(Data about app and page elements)
##############################
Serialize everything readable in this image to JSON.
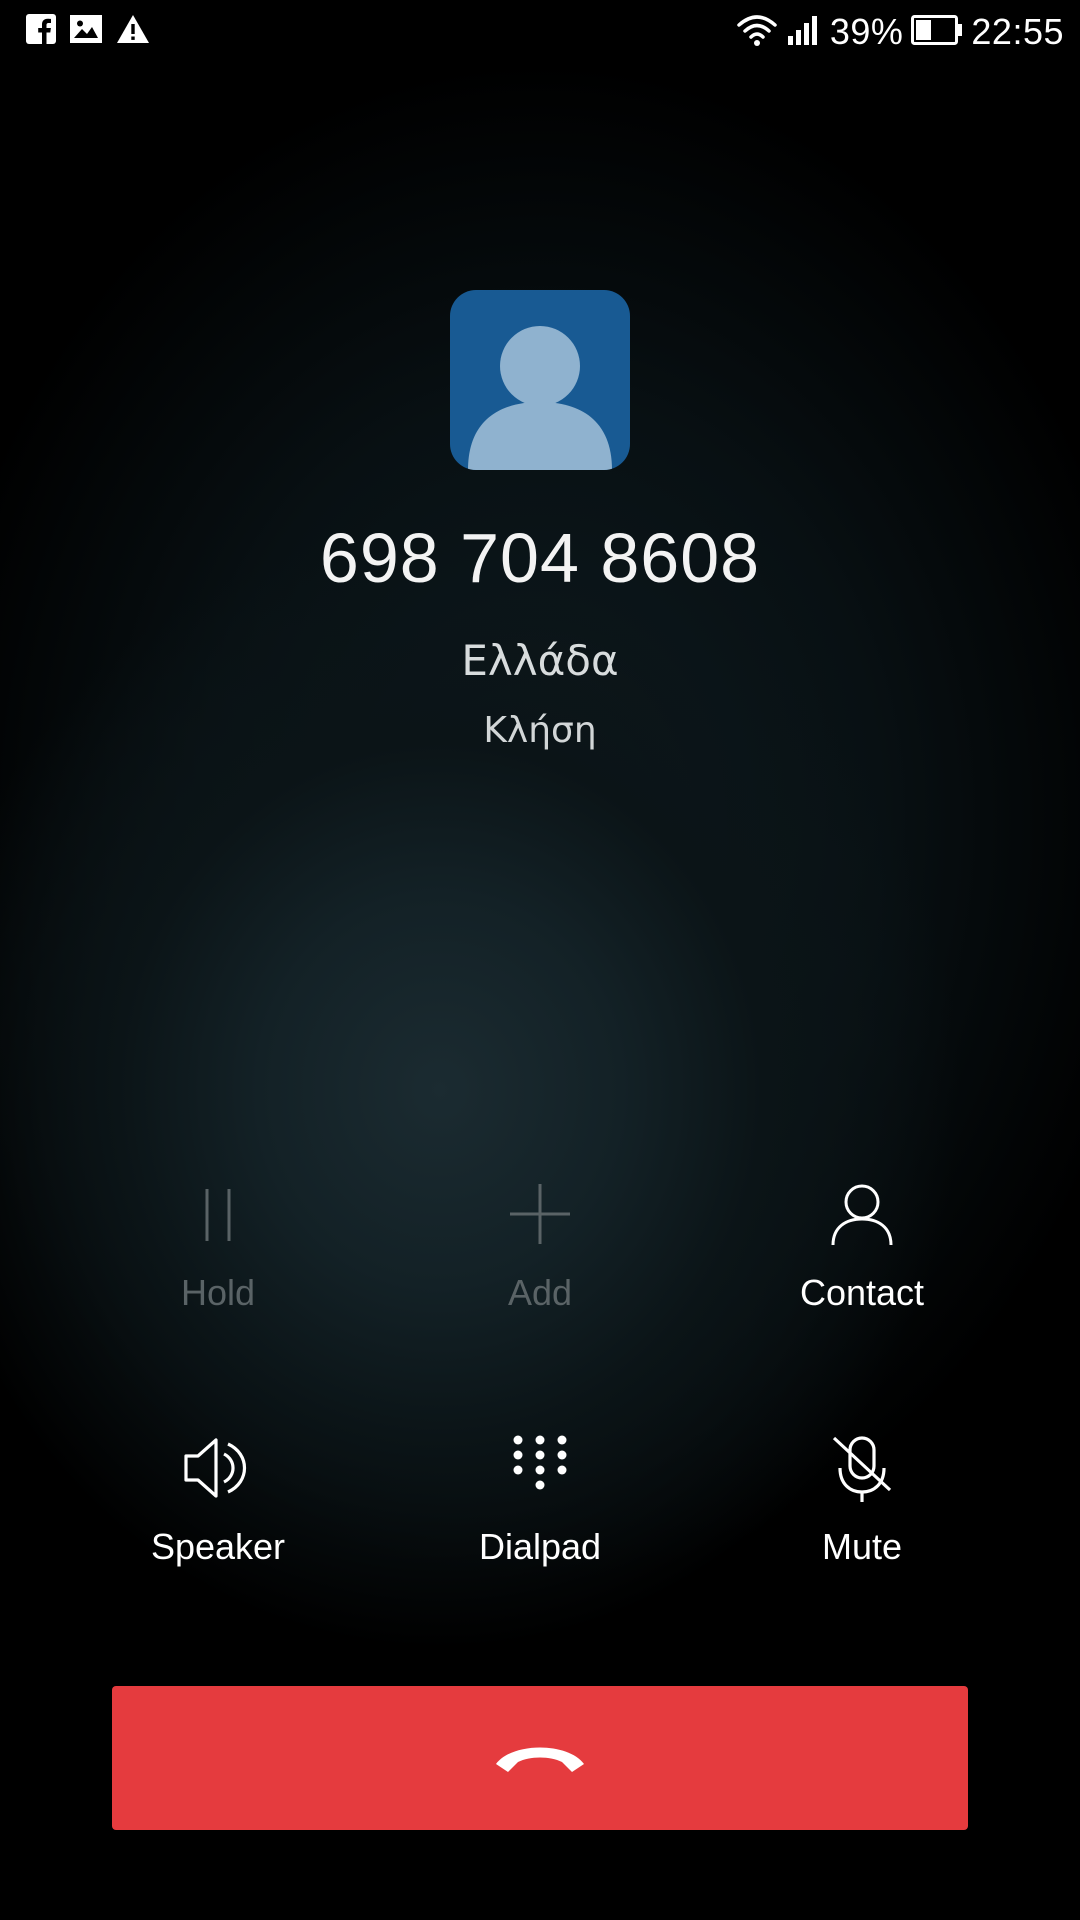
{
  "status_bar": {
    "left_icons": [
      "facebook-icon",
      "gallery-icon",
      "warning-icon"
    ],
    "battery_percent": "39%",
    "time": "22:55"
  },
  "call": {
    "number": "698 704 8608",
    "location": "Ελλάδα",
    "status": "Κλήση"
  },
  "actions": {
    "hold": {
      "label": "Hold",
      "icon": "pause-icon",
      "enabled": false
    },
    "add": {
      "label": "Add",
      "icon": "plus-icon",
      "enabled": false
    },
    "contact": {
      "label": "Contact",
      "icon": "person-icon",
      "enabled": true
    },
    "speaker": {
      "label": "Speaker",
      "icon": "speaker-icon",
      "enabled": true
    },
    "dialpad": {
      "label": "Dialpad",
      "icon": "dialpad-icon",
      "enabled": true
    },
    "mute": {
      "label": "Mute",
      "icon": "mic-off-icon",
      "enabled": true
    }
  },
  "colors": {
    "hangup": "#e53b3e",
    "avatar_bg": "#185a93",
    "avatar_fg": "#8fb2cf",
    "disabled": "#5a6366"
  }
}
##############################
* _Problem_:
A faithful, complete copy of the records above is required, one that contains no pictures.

* _Exercise solution_:
Serialize everything readable in this image to JSON.
{
  "status_bar": {
    "left_icons": [
      "facebook-icon",
      "gallery-icon",
      "warning-icon"
    ],
    "battery_percent": "39%",
    "time": "22:55"
  },
  "call": {
    "number": "698 704 8608",
    "location": "Ελλάδα",
    "status": "Κλήση"
  },
  "actions": {
    "hold": {
      "label": "Hold",
      "icon": "pause-icon",
      "enabled": false
    },
    "add": {
      "label": "Add",
      "icon": "plus-icon",
      "enabled": false
    },
    "contact": {
      "label": "Contact",
      "icon": "person-icon",
      "enabled": true
    },
    "speaker": {
      "label": "Speaker",
      "icon": "speaker-icon",
      "enabled": true
    },
    "dialpad": {
      "label": "Dialpad",
      "icon": "dialpad-icon",
      "enabled": true
    },
    "mute": {
      "label": "Mute",
      "icon": "mic-off-icon",
      "enabled": true
    }
  },
  "colors": {
    "hangup": "#e53b3e",
    "avatar_bg": "#185a93",
    "avatar_fg": "#8fb2cf",
    "disabled": "#5a6366"
  }
}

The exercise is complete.